"But you've got his book," she argued. "Although, quite frankly, I wouldn't expect a man to read and enjoy that particular one, as a rule."

"He might if he knew it was one of your favourites, and if the scenario had a personal meaning," he countered.

Her mouth open and closed a few times. "I don't understand," she confessed after a few moments. "Did a bloke turn up or not?"

The Doctor merely shook his head in fond exasperation. "Donna Noble, I thought you were better than this at seeing the smaller picture and at noticing the finer details."

"Normally, yeah," she admitted. "But 'Emma' is about someone falling for the person who has been there all along… Oh my God!" she gasped in realisation.

"Yes, it's me," he stated; far too confidently for her sensibilities. "I'm your date."

"You? But… why? How?" she spluttered out her questions.

In answer, he brought out his sonic screwdriver and tossed it into the air before easily catching it again. "I have ways and means."

"That doesn't explain why you are willing or would even want to be my date."

"Doesn't it?" he nonchalantly considered. "Apart from you being brilliant and far too good for the bunch of losers you've met in here recently, I'm at a loss as to why." He then grinned widely and indicated towards a waiting empty table. "Why don't we eat together and find out?"

"Yeah, alright." She stood up to follow him to the table, not in the least upset about her situation. "If I find out Martha put you up to this, we shall have words."

"I'm sure you shall," he reasoned.

"But we're still not a couple," she insisted as he pulled her chair out to help her sit down.

"Definitely not," he conceded, pushing the chair closer to the table for her before he seated himself. "Merely two people who happen to go out together and live in the same abode."
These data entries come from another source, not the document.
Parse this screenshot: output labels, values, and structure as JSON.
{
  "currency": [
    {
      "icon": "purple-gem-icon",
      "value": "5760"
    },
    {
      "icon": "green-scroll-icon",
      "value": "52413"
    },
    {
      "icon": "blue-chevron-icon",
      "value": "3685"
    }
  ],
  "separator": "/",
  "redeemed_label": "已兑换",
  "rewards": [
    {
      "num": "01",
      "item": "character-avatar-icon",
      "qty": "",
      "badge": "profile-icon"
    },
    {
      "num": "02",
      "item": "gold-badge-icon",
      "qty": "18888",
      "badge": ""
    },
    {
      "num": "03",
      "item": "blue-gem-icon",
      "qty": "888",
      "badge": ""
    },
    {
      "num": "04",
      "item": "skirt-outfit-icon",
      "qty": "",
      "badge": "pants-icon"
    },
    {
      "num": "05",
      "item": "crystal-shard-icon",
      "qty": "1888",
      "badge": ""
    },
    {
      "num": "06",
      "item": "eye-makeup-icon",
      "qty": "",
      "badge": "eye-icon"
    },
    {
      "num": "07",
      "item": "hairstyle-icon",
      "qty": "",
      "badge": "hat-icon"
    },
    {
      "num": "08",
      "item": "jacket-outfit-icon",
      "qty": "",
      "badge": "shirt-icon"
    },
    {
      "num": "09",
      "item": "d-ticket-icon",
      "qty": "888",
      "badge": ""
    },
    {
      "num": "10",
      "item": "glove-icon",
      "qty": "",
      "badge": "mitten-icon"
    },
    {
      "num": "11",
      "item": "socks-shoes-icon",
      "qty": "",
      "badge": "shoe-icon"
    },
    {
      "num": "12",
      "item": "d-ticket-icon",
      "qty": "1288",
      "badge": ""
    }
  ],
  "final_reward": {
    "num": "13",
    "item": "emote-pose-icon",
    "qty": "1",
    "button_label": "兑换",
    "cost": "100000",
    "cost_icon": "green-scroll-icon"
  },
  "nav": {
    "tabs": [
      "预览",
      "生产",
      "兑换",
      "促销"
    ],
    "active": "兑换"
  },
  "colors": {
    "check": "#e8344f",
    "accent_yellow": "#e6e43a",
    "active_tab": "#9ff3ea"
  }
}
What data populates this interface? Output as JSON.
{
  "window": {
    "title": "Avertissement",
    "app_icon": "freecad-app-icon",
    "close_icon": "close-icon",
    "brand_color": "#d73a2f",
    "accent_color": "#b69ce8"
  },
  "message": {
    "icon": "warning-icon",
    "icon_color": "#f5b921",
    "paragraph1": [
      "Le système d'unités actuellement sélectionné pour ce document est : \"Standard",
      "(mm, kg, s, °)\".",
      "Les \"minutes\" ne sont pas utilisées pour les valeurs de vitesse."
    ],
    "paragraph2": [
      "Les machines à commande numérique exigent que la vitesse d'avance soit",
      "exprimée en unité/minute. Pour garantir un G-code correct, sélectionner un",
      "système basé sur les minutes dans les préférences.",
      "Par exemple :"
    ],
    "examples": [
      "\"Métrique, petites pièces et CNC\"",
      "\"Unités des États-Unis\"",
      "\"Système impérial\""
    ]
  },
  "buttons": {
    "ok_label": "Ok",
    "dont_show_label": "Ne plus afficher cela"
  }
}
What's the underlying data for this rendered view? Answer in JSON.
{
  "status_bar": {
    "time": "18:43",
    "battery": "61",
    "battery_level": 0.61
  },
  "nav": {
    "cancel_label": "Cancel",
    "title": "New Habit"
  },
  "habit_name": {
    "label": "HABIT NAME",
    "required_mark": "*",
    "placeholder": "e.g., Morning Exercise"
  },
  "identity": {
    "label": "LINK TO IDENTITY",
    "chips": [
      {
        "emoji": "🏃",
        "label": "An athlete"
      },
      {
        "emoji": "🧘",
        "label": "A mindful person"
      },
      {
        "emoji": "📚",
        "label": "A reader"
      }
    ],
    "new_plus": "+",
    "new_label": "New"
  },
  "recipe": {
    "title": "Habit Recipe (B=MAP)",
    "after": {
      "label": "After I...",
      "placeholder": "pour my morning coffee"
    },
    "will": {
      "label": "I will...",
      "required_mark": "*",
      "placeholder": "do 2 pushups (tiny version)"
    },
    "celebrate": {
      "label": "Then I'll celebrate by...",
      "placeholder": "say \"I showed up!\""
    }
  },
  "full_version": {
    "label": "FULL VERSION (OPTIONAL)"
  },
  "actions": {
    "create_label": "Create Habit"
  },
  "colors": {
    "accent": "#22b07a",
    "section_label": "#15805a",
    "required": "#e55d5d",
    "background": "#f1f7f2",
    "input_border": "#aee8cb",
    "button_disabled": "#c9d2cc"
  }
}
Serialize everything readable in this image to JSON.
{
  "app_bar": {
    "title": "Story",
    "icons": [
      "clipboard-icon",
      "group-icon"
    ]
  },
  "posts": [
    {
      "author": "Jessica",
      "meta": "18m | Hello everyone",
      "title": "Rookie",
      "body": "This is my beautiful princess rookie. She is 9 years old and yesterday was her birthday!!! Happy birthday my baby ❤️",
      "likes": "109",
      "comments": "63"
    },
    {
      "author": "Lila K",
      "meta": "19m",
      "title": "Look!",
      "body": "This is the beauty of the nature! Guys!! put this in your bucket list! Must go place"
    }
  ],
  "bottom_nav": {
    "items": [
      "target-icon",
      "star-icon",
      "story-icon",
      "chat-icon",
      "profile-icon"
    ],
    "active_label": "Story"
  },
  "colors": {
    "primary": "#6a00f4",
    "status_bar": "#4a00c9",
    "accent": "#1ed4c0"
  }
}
"That makes us sound almost married," she pointed out.

"Yes, it does." He then lifted up the menu to hide a smirk behind. "How awful. However will we cope with that?"

Hearing his light tone, she couldn't help laughing. The thought of them as a real and proper couple was an amusing one after all the mistaken assumptions they'd endured. But who knew what could happen? She'd already seen weirder stuff in the universe.

"Somehow I think you are coping very well," she commented as he continued to occasionally grin at her in glee.

"You know, Donna Noble, you are completely right about that. Now, what do you fancy?"

That waggling eyebrow of his was back. Did he mean him or the food? And did it really matter?

"Surprise me," she breathily answered.

In that moment, she couldn't have cared less if he was being deliberately saucy or not. All she wanted to do was enjoy his company, for however long he offered it. This was yet another new adventure for them to enjoy.


Lavender Loyalty, Love, Devotion
Camellia (General) Gratitude, Perfection
Camellia (Red) Unpretending excellence, You're a flame in my heart
Camellia (White) You're adorable, Perfected loveliness
Camellia (Pink) Longing for you
[Source: allflorists uk]